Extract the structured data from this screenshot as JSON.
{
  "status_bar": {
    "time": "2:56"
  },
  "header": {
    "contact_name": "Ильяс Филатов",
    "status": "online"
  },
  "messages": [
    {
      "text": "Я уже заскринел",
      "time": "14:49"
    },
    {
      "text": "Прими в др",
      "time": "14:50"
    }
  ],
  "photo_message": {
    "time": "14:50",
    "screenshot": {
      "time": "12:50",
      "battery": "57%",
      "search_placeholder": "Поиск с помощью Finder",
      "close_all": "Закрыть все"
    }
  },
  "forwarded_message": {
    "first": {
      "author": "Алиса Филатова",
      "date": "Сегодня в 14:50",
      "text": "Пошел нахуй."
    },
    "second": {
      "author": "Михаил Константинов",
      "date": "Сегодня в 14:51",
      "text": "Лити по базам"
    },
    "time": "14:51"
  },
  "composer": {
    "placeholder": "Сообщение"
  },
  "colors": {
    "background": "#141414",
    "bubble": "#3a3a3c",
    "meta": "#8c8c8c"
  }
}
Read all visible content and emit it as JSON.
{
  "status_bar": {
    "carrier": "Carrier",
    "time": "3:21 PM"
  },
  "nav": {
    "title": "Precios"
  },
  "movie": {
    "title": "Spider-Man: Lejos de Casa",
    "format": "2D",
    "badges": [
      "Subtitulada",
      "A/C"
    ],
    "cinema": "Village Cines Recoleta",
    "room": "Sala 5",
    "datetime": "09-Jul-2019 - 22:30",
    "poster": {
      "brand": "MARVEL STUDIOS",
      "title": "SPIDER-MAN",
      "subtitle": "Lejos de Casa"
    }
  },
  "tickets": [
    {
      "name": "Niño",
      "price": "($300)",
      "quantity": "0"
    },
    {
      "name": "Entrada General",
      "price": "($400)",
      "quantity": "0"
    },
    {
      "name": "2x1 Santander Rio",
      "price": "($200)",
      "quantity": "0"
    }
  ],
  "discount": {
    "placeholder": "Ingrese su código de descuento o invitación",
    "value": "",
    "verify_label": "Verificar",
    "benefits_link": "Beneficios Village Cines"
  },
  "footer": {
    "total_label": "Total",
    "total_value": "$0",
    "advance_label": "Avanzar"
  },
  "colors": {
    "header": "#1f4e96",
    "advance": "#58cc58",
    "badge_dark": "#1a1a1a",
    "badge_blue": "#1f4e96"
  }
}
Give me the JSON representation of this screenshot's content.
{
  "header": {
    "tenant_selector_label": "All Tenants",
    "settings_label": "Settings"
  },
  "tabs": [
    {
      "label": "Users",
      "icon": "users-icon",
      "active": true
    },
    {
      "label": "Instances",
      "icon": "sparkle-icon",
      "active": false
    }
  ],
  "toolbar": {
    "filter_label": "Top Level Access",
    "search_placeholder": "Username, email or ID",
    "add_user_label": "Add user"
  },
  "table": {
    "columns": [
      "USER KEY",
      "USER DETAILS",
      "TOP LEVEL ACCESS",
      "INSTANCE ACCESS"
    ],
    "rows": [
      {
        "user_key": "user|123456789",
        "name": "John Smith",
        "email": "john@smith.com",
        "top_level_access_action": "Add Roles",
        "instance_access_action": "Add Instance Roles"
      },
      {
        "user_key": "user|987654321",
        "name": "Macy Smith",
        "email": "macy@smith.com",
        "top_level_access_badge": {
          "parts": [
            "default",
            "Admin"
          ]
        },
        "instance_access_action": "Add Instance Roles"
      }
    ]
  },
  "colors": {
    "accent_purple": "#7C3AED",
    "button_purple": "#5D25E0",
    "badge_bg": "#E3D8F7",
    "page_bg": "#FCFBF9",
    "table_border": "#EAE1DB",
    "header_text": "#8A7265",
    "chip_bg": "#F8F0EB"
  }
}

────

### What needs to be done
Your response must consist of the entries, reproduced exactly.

### Task solution
Extract the structured data from this screenshot as JSON.
{
  "status_bar": {
    "time": "2:56"
  },
  "header": {
    "contact_name": "Ильяс Филатов",
    "status": "online"
  },
  "messages": [
    {
      "text": "Я уже заскринел",
      "time": "14:49"
    },
    {
      "text": "Прими в др",
      "time": "14:50"
    }
  ],
  "photo_message": {
    "time": "14:50",
    "screenshot": {
      "time": "12:50",
      "battery": "57%",
      "search_placeholder": "Поиск с помощью Finder",
      "close_all": "Закрыть все"
    }
  },
  "forwarded_message": {
    "first": {
      "author": "Алиса Филатова",
      "date": "Сегодня в 14:50",
      "text": "Пошел нахуй."
    },
    "second": {
      "author": "Михаил Константинов",
      "date": "Сегодня в 14:51",
      "text": "Лити по базам"
    },
    "time": "14:51"
  },
  "composer": {
    "placeholder": "Сообщение"
  },
  "colors": {
    "background": "#141414",
    "bubble": "#3a3a3c",
    "meta": "#8c8c8c"
  }
}
Read all visible content and emit it as JSON.
{
  "status_bar": {
    "carrier": "Carrier",
    "time": "3:21 PM"
  },
  "nav": {
    "title": "Precios"
  },
  "movie": {
    "title": "Spider-Man: Lejos de Casa",
    "format": "2D",
    "badges": [
      "Subtitulada",
      "A/C"
    ],
    "cinema": "Village Cines Recoleta",
    "room": "Sala 5",
    "datetime": "09-Jul-2019 - 22:30",
    "poster": {
      "brand": "MARVEL STUDIOS",
      "title": "SPIDER-MAN",
      "subtitle": "Lejos de Casa"
    }
  },
  "tickets": [
    {
      "name": "Niño",
      "price": "($300)",
      "quantity": "0"
    },
    {
      "name": "Entrada General",
      "price": "($400)",
      "quantity": "0"
    },
    {
      "name": "2x1 Santander Rio",
      "price": "($200)",
      "quantity": "0"
    }
  ],
  "discount": {
    "placeholder": "Ingrese su código de descuento o invitación",
    "value": "",
    "verify_label": "Verificar",
    "benefits_link": "Beneficios Village Cines"
  },
  "footer": {
    "total_label": "Total",
    "total_value": "$0",
    "advance_label": "Avanzar"
  },
  "colors": {
    "header": "#1f4e96",
    "advance": "#58cc58",
    "badge_dark": "#1a1a1a",
    "badge_blue": "#1f4e96"
  }
}
Give me the JSON representation of this screenshot's content.
{
  "header": {
    "tenant_selector_label": "All Tenants",
    "settings_label": "Settings"
  },
  "tabs": [
    {
      "label": "Users",
      "icon": "users-icon",
      "active": true
    },
    {
      "label": "Instances",
      "icon": "sparkle-icon",
      "active": false
    }
  ],
  "toolbar": {
    "filter_label": "Top Level Access",
    "search_placeholder": "Username, email or ID",
    "add_user_label": "Add user"
  },
  "table": {
    "columns": [
      "USER KEY",
      "USER DETAILS",
      "TOP LEVEL ACCESS",
      "INSTANCE ACCESS"
    ],
    "rows": [
      {
        "user_key": "user|123456789",
        "name": "John Smith",
        "email": "john@smith.com",
        "top_level_access_action": "Add Roles",
        "instance_access_action": "Add Instance Roles"
      },
      {
        "user_key": "user|987654321",
        "name": "Macy Smith",
        "email": "macy@smith.com",
        "top_level_access_badge": {
          "parts": [
            "default",
            "Admin"
          ]
        },
        "instance_access_action": "Add Instance Roles"
      }
    ]
  },
  "colors": {
    "accent_purple": "#7C3AED",
    "button_purple": "#5D25E0",
    "badge_bg": "#E3D8F7",
    "page_bg": "#FCFBF9",
    "table_border": "#EAE1DB",
    "header_text": "#8A7265",
    "chip_bg": "#F8F0EB"
  }
}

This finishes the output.